An “independent forensic investigation” that reportedly “vindicates” communications minister Dina Pule over the controversial ICT Indaba was commissioned and paid for by Phosane Mngqibisa, the minister’s alleged romantic partner who newspaper reports have suggested looted part of the R36m in sponsorship cash for the event.
ITWeb, an online news site, reported on Tuesday that the “Khemano report”, compiled by “independent risk management consultants” Pedlar, Compion, Henderson and Associates, undermined the “aspersions” (ITWeb’s word) cast on Pule by reports in the Sunday Times. The newspaper alleged in an expose earlier this year that Mngqibisa had benefited financially from the ICT Indaba, which was held in Cape Town in June.
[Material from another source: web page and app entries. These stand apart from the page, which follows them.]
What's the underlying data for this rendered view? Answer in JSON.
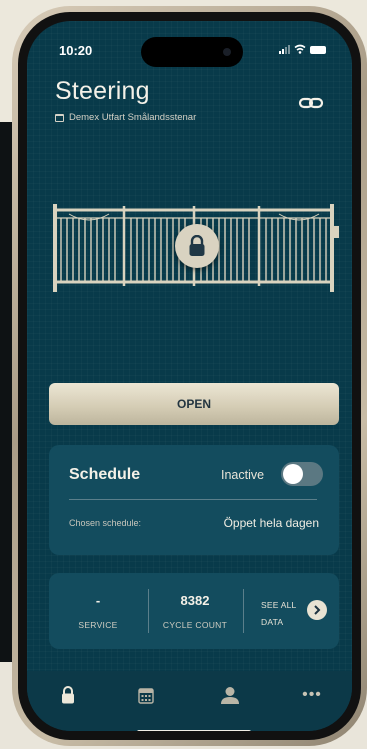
{
  "status_bar": {
    "time": "10:20"
  },
  "header": {
    "title": "Steering",
    "subtitle": "Demex Utfart Smålandsstenar"
  },
  "controls": {
    "open_label": "OPEN"
  },
  "schedule": {
    "title": "Schedule",
    "status": "Inactive",
    "enabled": false,
    "chosen_label": "Chosen schedule:",
    "chosen_value": "Öppet hela dagen"
  },
  "stats": {
    "service_value": "-",
    "service_label": "SERVICE",
    "cycle_value": "8382",
    "cycle_label": "CYCLE COUNT",
    "see_all_line1": "SEE ALL",
    "see_all_line2": "DATA"
  },
  "tabbar": {
    "items": [
      {
        "icon": "lock-icon",
        "active": true
      },
      {
        "icon": "calendar-icon",
        "active": false
      },
      {
        "icon": "user-icon",
        "active": false
      },
      {
        "icon": "more-icon",
        "active": false
      }
    ]
  },
  "colors": {
    "background": "#083a4a",
    "card": "#134c5e",
    "accent": "#e0d9c4",
    "text": "#f4f1e8"
  }
}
According to the Sunday Times, Mngqibisa’s company, Khemano, was hired by Carol Bouwer Productions to help stage the event. The newspaper alleged that the money was then used by Mngqibisa, among other things, to buy an expensive pair of Christian Louboutin shoes for the minister, a charge he has strenuously denied.
Bart Henderson, one of the three partners in the company that conducted the investigation, has moved quickly to defend the report, saying it can still be considered independent, despite being commissioned and paid for by Mngqibisa. “This does not create a conflict of interest,” he tells TechCentral via e-mail. “A client, any client commissioning a report of this nature, cannot expect that practitioners in this field will either manufacture, misrepresent, manipulate or construct evidence and/or information to either protect or vindicate them. That would be highly unethical and/or illegal in most instances.”
However, Democratic Alliance MP and communications spokesman Marian Shinn has dismissed the Pedlar, Compion, Henderson and Associates report as a an attempted “whitewash” and “another smokescreen”. Shinn says independent investigations by the public protector and parliament’s joint committee on ethics and members’ interests must be allowed to run their course. The minister is “not exonerated until the public protector has reported and indicated whether further action is required”, she says.
In addition, Shinn says the fact that the report was commissioned and paid for by Mngqibisa “underscores tremendously the lack of credibility in this investigation”.
“The whole purpose of the public protector’s investigation is to investigate the relationship between Pule and Mngqibisa and whether he, and therefore indirectly her, benefited from this arrangement,” she says. “Having the main subject of this particular investigation pay for it just shows the whole thing to be totally worthless.”
Pule’s spokesman, Siya Qoza, won’t comment on the report or the fact that it was commissioned by Mngqibisa. “We are not going to comment on a report that is not ours,” he says.
News of the Mngqibisa-funded report comes after the deputy press ombudsman found in favour of the Sunday Times following a complaint lodged against the newspaper on Mngqibisa’s behalf. The complaint said the newspaper had “illegally obtained” information about his travel arrangements from a department of communications official and had “ascribed wrongdoing to him for having undertaken business trips as a part of the business delegation of the government and for falsely imputing the coincidence of his travel with the alleged accusation of romance”.
However, the ombudsman, who this week dismissed the complaint, found that the newspaper was justified in its reporting about Mngqibisa’s travel arrangements and in reaching the conclusion that he was in a romantic relationship with the minister of communications.
Meanwhile, the timing of the publication of the details about the report — which TechCentral has not seen — is likely to raise further questions given that it comes just days before the ANC kicks off its elective conference in Mangaung in the Free State. Widespread speculation in the telecommunications industry, which TechCentral has been unable to firm up, is that President Jacob Zuma wants to redeploy Pule. If this is the case, sources say party political changes after Mangaung may make it easier for him to act against her.
For his part, Henderson says he and his partners are “sufficiently confident” that their report is “above reproach and highly accurate”. He says that all three partners in the business — himself, Juan-Pierre Compion and Peter Pedlar — have track records in South Africa and in the rest of the continent in the fields of fraud risk management and anti-corruption that “you will have to get very far in any organisation to parallel, never mind beat”.
“It is our express view — and we invite anyone to challenge our findings — that the evidence against the minister, Khemano and others is based on hearsay, third-party information and extremely circumstantial evidence,” Henderson says. “At the forefront of our determination was the objective of establishing whether any allegations or evidence could satisfy the burden of proof to sustain either a civil or criminal case. It is our collective view that fortunately or unfortunately, depending on which side you stand, the evidence such as that which exists will not satisfy the burden required in either a civil or criminal case.
“In fact, it is our view that the ‘evidence’ presented and the manner in which it was constructed is appalling.” — (c) 2012 NewsCentral Media